Dataset items:
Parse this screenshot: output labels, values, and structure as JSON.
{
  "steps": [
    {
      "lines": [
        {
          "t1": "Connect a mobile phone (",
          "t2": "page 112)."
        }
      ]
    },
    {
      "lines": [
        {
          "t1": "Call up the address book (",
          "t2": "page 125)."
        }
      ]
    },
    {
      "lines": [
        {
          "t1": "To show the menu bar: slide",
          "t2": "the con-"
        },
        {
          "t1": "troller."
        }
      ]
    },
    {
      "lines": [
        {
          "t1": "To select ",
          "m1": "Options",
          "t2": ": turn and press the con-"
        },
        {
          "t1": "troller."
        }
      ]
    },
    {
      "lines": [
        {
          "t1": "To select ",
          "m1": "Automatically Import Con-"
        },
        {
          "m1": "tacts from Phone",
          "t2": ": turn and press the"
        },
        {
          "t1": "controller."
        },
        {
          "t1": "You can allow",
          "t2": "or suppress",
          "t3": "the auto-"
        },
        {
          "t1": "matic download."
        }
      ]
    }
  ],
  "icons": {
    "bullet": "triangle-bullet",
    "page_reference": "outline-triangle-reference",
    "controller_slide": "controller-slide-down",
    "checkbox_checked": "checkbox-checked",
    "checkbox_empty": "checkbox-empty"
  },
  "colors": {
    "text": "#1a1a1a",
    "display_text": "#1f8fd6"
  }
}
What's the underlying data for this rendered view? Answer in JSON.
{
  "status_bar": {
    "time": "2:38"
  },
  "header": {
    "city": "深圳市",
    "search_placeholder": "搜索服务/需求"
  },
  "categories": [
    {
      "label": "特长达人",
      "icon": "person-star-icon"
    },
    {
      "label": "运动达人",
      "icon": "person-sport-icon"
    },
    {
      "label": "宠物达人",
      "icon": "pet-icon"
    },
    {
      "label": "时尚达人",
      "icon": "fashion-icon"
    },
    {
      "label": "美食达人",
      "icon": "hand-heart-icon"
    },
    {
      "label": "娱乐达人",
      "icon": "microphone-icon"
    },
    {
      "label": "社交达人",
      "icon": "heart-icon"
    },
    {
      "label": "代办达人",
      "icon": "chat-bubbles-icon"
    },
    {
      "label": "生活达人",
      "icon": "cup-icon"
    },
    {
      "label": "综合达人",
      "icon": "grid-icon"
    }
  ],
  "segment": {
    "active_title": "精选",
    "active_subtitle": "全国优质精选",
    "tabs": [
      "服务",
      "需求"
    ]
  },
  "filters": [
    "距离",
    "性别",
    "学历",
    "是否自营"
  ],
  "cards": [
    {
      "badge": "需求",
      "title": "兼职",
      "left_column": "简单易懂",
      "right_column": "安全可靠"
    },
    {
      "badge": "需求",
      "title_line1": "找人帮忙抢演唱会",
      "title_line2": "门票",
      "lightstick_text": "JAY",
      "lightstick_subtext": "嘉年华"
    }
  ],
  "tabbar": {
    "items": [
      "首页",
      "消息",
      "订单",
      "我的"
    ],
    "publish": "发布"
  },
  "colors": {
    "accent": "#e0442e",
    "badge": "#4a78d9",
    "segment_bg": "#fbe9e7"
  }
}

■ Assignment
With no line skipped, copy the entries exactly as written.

■ Solution to the exercise
Parse this screenshot: output labels, values, and structure as JSON.
{
  "steps": [
    {
      "lines": [
        {
          "t1": "Connect a mobile phone (",
          "t2": "page 112)."
        }
      ]
    },
    {
      "lines": [
        {
          "t1": "Call up the address book (",
          "t2": "page 125)."
        }
      ]
    },
    {
      "lines": [
        {
          "t1": "To show the menu bar: slide",
          "t2": "the con-"
        },
        {
          "t1": "troller."
        }
      ]
    },
    {
      "lines": [
        {
          "t1": "To select ",
          "m1": "Options",
          "t2": ": turn and press the con-"
        },
        {
          "t1": "troller."
        }
      ]
    },
    {
      "lines": [
        {
          "t1": "To select ",
          "m1": "Automatically Import Con-"
        },
        {
          "m1": "tacts from Phone",
          "t2": ": turn and press the"
        },
        {
          "t1": "controller."
        },
        {
          "t1": "You can allow",
          "t2": "or suppress",
          "t3": "the auto-"
        },
        {
          "t1": "matic download."
        }
      ]
    }
  ],
  "icons": {
    "bullet": "triangle-bullet",
    "page_reference": "outline-triangle-reference",
    "controller_slide": "controller-slide-down",
    "checkbox_checked": "checkbox-checked",
    "checkbox_empty": "checkbox-empty"
  },
  "colors": {
    "text": "#1a1a1a",
    "display_text": "#1f8fd6"
  }
}
What's the underlying data for this rendered view? Answer in JSON.
{
  "status_bar": {
    "time": "2:38"
  },
  "header": {
    "city": "深圳市",
    "search_placeholder": "搜索服务/需求"
  },
  "categories": [
    {
      "label": "特长达人",
      "icon": "person-star-icon"
    },
    {
      "label": "运动达人",
      "icon": "person-sport-icon"
    },
    {
      "label": "宠物达人",
      "icon": "pet-icon"
    },
    {
      "label": "时尚达人",
      "icon": "fashion-icon"
    },
    {
      "label": "美食达人",
      "icon": "hand-heart-icon"
    },
    {
      "label": "娱乐达人",
      "icon": "microphone-icon"
    },
    {
      "label": "社交达人",
      "icon": "heart-icon"
    },
    {
      "label": "代办达人",
      "icon": "chat-bubbles-icon"
    },
    {
      "label": "生活达人",
      "icon": "cup-icon"
    },
    {
      "label": "综合达人",
      "icon": "grid-icon"
    }
  ],
  "segment": {
    "active_title": "精选",
    "active_subtitle": "全国优质精选",
    "tabs": [
      "服务",
      "需求"
    ]
  },
  "filters": [
    "距离",
    "性别",
    "学历",
    "是否自营"
  ],
  "cards": [
    {
      "badge": "需求",
      "title": "兼职",
      "left_column": "简单易懂",
      "right_column": "安全可靠"
    },
    {
      "badge": "需求",
      "title_line1": "找人帮忙抢演唱会",
      "title_line2": "门票",
      "lightstick_text": "JAY",
      "lightstick_subtext": "嘉年华"
    }
  ],
  "tabbar": {
    "items": [
      "首页",
      "消息",
      "订单",
      "我的"
    ],
    "publish": "发布"
  },
  "colors": {
    "accent": "#e0442e",
    "badge": "#4a78d9",
    "segment_bg": "#fbe9e7"
  }
}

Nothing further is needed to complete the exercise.